NW: It was a bit difficult fitting in tight places at times, but for the most part it worked seamlessly. The smallest space we were in was the back of an ambulance, and the ambulance we were in was pretty roomy so it wasn’t a problem. One thing I was concerned about at first was syncing audio in post since audio and video were recorded separately. Normally since I’m running sound myself, I can just hit record and begin shooting, but I wasn’t sure I would have time to tell the sound guy to start rolling or how we would communicate in a run and gun situation. I just told him to basically always keep rolling. I used the program PluralEyes to sync audio and it did a phenomenal job of syncing up the audio files with my video so I didn’t waste a lot of time syncing. I knew things were going to be moving very quickly, and I wanted to be ready for anything. Plus there was a budget to hire a sound guy. I knew I could have kept that extra money, but ultimately it was well worth it for the peace of mind.
SH: What gear did you use?
NW: I shot on a Canon 5D Mk III and a Canon 24–70 L. I used a Glidecam for a lot of the shooting, and when I was in a tight space I also had a neck strap on the camera that I threw around my neck to help me balance the camera when I couldn’t fit the Glidecam. This is my camera set up for basically everything. I love the 5D Mk III because it’s really amazing in low light situations, and since 80% of this piece was shot at night I felt like it was the right fit.
SH: Was there a moment when you were filming and knew that you were getting great footage?
NW: The most interesting scene I filmed was when we were called to the site of a shooting. It actually turned out that while there had been a shooting, no one had been injured. So Scott and his partner were able to just hang out for a few minutes. Since they weren’t treating a patient, I was able to film the scene and Scott scoping things out. As I was getting generic b-roll of the scene, I noticed a couple of bullet rounds on the ground and pointed them out to Scott. He was able to talk to the camera about those rounds and tie it to his military experience which created my favorite scene in the entire piece. If someone had actually been injured, I never would have gotten that special moment with Scott. I think in that regard I just got kind of lucky.

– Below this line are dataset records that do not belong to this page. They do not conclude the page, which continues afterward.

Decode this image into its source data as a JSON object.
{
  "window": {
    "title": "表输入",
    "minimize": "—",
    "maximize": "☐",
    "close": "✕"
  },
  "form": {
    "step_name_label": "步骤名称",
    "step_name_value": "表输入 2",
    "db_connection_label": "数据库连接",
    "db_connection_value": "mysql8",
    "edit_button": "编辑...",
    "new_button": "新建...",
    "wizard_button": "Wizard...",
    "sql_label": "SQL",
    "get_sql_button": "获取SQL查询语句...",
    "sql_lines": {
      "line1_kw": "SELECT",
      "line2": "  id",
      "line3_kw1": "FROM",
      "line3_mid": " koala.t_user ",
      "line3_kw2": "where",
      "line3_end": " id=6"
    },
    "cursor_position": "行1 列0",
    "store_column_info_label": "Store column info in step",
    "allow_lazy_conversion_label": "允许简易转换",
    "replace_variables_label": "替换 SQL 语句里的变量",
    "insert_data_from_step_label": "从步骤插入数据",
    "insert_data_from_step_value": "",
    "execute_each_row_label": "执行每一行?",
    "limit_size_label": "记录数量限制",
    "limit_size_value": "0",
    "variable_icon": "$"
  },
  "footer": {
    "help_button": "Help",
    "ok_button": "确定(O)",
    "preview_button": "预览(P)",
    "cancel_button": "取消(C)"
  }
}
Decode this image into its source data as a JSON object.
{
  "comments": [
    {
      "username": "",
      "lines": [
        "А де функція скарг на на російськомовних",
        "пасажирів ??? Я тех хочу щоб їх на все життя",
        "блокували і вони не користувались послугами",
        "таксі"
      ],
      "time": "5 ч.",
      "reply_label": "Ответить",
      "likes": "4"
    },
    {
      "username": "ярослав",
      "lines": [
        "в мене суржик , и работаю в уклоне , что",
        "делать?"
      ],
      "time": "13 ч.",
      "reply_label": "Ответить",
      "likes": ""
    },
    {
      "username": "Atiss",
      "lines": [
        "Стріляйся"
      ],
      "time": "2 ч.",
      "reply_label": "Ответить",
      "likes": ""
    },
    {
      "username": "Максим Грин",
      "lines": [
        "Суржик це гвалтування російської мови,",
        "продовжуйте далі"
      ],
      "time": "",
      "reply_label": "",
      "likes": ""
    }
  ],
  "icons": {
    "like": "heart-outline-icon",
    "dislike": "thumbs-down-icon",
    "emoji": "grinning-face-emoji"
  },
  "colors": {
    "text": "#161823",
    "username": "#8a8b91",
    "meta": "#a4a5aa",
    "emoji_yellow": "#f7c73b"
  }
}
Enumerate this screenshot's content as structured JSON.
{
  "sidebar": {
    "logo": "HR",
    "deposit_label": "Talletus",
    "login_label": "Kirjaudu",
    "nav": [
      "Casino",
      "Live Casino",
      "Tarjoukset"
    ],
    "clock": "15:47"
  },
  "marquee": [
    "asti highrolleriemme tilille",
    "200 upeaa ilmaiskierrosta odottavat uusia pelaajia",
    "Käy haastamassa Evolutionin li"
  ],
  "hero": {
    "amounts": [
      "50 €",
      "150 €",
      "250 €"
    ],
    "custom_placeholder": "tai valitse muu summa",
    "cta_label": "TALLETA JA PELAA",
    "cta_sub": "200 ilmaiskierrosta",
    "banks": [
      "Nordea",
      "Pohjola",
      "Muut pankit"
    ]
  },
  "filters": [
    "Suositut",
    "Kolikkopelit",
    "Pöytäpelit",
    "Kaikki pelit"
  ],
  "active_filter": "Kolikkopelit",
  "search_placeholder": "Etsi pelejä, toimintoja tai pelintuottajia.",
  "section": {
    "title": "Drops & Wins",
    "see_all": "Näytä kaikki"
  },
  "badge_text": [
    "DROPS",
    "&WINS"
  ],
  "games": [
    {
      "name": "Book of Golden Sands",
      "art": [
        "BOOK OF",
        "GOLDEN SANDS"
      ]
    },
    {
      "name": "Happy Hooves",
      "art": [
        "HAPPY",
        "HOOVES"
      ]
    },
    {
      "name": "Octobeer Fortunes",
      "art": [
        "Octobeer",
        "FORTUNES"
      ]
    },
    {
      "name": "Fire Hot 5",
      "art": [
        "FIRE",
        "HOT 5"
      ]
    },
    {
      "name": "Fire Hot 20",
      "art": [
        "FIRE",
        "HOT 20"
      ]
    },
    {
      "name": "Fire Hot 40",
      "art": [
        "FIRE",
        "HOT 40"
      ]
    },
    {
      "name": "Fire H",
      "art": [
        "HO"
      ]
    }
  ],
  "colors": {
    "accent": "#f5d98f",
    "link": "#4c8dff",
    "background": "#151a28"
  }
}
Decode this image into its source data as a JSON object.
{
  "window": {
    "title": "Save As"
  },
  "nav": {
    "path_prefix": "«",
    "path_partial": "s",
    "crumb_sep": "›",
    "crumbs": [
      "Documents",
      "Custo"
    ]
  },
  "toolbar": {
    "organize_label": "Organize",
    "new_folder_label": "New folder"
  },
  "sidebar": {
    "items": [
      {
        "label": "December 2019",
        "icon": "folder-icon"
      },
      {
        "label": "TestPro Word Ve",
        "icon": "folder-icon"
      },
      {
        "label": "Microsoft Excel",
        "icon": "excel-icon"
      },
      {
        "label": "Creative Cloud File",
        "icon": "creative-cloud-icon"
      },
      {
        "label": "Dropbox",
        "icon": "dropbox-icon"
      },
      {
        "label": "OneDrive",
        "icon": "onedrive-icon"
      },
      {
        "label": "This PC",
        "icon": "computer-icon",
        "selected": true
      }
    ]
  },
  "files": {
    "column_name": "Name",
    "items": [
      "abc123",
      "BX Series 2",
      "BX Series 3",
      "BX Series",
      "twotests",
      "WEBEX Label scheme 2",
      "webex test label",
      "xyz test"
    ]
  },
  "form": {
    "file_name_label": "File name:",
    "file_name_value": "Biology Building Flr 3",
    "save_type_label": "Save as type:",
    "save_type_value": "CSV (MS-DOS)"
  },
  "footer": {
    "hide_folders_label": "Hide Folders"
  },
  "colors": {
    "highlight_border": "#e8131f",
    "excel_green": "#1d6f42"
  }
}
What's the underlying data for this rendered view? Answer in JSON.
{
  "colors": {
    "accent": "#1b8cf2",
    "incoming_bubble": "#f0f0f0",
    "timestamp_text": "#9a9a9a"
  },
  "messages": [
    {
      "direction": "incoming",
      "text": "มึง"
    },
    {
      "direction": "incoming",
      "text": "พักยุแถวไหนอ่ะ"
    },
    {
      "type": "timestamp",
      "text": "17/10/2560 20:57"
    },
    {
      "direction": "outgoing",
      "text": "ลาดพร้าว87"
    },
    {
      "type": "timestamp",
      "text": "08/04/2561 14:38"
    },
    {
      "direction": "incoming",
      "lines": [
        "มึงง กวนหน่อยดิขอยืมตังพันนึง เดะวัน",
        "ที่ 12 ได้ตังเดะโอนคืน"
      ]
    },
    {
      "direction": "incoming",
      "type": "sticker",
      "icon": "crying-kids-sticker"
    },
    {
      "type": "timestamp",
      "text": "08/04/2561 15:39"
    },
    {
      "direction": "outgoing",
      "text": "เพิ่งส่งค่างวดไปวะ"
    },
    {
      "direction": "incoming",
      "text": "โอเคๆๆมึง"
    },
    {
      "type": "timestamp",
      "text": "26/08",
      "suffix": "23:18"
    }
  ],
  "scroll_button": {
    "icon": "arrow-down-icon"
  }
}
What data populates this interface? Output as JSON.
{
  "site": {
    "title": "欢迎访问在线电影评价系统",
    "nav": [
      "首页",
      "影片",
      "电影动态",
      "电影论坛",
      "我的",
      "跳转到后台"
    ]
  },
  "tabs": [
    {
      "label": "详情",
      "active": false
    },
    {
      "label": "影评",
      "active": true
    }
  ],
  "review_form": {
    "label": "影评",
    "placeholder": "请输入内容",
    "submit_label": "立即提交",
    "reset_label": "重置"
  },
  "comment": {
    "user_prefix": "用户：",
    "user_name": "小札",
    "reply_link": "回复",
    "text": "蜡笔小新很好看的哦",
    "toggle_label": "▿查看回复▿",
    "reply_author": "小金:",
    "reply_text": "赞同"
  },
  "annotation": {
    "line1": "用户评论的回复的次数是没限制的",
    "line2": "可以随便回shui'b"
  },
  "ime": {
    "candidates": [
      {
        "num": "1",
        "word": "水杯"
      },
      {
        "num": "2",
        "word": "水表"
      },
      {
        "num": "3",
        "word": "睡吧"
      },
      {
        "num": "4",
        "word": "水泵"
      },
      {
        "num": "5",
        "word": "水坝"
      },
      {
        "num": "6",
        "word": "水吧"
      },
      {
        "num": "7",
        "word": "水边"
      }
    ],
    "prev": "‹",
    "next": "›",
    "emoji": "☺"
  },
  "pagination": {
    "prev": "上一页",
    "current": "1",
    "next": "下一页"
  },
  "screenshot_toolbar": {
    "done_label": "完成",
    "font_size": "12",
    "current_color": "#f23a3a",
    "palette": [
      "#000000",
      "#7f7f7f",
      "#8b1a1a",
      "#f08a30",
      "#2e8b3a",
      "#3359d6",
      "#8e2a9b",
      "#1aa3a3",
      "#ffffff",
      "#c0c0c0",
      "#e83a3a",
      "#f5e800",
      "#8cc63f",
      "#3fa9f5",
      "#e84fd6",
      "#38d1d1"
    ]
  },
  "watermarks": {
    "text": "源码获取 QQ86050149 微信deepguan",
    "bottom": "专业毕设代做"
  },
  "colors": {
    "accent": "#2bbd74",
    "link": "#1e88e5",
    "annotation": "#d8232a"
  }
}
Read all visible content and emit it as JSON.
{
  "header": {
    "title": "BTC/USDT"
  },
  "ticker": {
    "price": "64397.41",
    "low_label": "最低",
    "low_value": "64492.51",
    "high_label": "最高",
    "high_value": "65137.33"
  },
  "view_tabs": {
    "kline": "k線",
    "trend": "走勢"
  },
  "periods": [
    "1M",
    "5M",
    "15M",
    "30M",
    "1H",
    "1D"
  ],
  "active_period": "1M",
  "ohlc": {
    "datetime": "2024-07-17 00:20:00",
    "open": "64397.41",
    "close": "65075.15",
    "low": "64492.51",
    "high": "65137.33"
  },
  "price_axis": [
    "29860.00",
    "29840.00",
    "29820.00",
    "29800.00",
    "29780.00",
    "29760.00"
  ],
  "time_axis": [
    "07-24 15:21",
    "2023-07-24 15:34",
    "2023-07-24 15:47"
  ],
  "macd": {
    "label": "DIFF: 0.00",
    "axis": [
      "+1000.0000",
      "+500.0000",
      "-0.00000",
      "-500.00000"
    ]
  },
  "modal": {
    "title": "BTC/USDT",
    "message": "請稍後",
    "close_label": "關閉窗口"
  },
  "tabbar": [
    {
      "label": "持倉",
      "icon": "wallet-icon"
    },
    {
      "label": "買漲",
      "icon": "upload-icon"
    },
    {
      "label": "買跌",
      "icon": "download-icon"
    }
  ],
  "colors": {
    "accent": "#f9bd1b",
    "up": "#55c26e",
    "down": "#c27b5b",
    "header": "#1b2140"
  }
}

Nathan is an award-winning documentary filmmaker based in the southeast U.S. His work has been seen on MSNBC, Vice, TakePart, AJ+, and PBS. He’s passionate about producing character-driven documentaries that touch on issues of social justice.